→ **Dataset excerpts**
********************

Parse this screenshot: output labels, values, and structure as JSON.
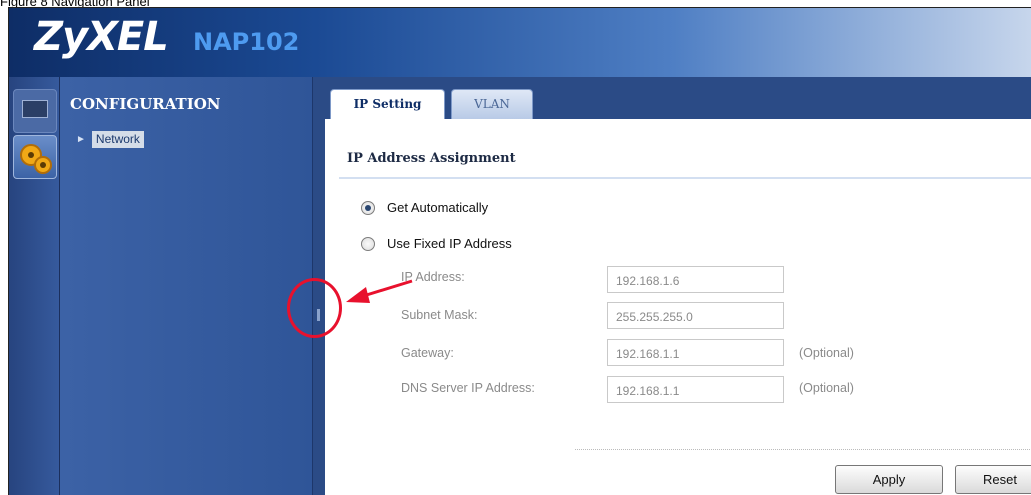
{
  "caption": "Figure 8 Navigation Panel",
  "header": {
    "brand": "ZyXEL",
    "model": "NAP102"
  },
  "iconbar": {
    "items": [
      {
        "icon": "monitor-icon"
      },
      {
        "icon": "gears-icon"
      }
    ]
  },
  "menu": {
    "title": "CONFIGURATION",
    "items": [
      {
        "label": "Network"
      }
    ]
  },
  "tabs": [
    {
      "label": "IP Setting",
      "active": true
    },
    {
      "label": "VLAN",
      "active": false
    }
  ],
  "section": {
    "title": "IP Address Assignment"
  },
  "assignment": {
    "options": [
      {
        "label": "Get Automatically",
        "checked": true
      },
      {
        "label": "Use Fixed IP Address",
        "checked": false
      }
    ]
  },
  "fields": [
    {
      "label": "IP Address:",
      "value": "192.168.1.6",
      "note": ""
    },
    {
      "label": "Subnet Mask:",
      "value": "255.255.255.0",
      "note": ""
    },
    {
      "label": "Gateway:",
      "value": "192.168.1.1",
      "note": "(Optional)"
    },
    {
      "label": "DNS Server IP Address:",
      "value": "192.168.1.1",
      "note": "(Optional)"
    }
  ],
  "buttons": {
    "apply": "Apply",
    "reset": "Reset"
  },
  "colors": {
    "header_dark": "#0e2d66",
    "menu_bg": "#3c62a6",
    "model_blue": "#4e9bf0",
    "callout_red": "#e8112d"
  }
}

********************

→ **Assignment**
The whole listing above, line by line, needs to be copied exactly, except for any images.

→ **Result**
Parse this screenshot: output labels, values, and structure as JSON.
{
  "caption": "Figure 8 Navigation Panel",
  "header": {
    "brand": "ZyXEL",
    "model": "NAP102"
  },
  "iconbar": {
    "items": [
      {
        "icon": "monitor-icon"
      },
      {
        "icon": "gears-icon"
      }
    ]
  },
  "menu": {
    "title": "CONFIGURATION",
    "items": [
      {
        "label": "Network"
      }
    ]
  },
  "tabs": [
    {
      "label": "IP Setting",
      "active": true
    },
    {
      "label": "VLAN",
      "active": false
    }
  ],
  "section": {
    "title": "IP Address Assignment"
  },
  "assignment": {
    "options": [
      {
        "label": "Get Automatically",
        "checked": true
      },
      {
        "label": "Use Fixed IP Address",
        "checked": false
      }
    ]
  },
  "fields": [
    {
      "label": "IP Address:",
      "value": "192.168.1.6",
      "note": ""
    },
    {
      "label": "Subnet Mask:",
      "value": "255.255.255.0",
      "note": ""
    },
    {
      "label": "Gateway:",
      "value": "192.168.1.1",
      "note": "(Optional)"
    },
    {
      "label": "DNS Server IP Address:",
      "value": "192.168.1.1",
      "note": "(Optional)"
    }
  ],
  "buttons": {
    "apply": "Apply",
    "reset": "Reset"
  },
  "colors": {
    "header_dark": "#0e2d66",
    "menu_bg": "#3c62a6",
    "model_blue": "#4e9bf0",
    "callout_red": "#e8112d"
  }
}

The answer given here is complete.